• **Requirement**
A verbatim repetition of the data below is requested, without images.

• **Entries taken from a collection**
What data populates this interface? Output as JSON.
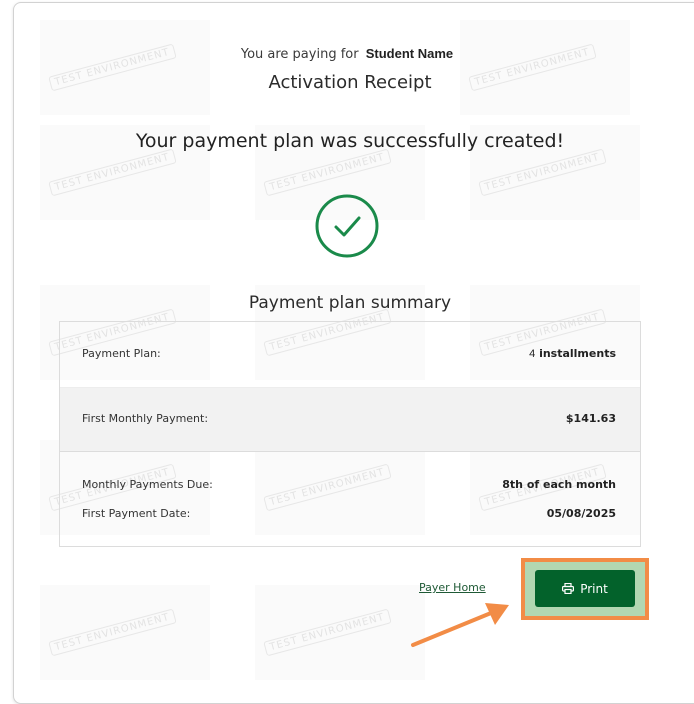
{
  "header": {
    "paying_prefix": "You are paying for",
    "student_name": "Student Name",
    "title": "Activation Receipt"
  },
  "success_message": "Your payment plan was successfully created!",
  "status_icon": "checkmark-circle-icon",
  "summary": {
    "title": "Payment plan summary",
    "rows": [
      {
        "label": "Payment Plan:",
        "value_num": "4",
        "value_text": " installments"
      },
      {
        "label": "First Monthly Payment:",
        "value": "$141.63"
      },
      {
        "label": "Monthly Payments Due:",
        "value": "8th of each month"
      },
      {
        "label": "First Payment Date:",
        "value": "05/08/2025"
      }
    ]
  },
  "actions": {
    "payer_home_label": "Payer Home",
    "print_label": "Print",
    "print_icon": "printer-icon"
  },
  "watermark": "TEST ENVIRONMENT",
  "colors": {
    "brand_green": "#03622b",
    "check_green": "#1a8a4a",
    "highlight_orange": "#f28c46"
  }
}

• **Response to the exercise**
What data populates this interface? Output as JSON.
{
  "header": {
    "paying_prefix": "You are paying for",
    "student_name": "Student Name",
    "title": "Activation Receipt"
  },
  "success_message": "Your payment plan was successfully created!",
  "status_icon": "checkmark-circle-icon",
  "summary": {
    "title": "Payment plan summary",
    "rows": [
      {
        "label": "Payment Plan:",
        "value_num": "4",
        "value_text": " installments"
      },
      {
        "label": "First Monthly Payment:",
        "value": "$141.63"
      },
      {
        "label": "Monthly Payments Due:",
        "value": "8th of each month"
      },
      {
        "label": "First Payment Date:",
        "value": "05/08/2025"
      }
    ]
  },
  "actions": {
    "payer_home_label": "Payer Home",
    "print_label": "Print",
    "print_icon": "printer-icon"
  },
  "watermark": "TEST ENVIRONMENT",
  "colors": {
    "brand_green": "#03622b",
    "check_green": "#1a8a4a",
    "highlight_orange": "#f28c46"
  }
}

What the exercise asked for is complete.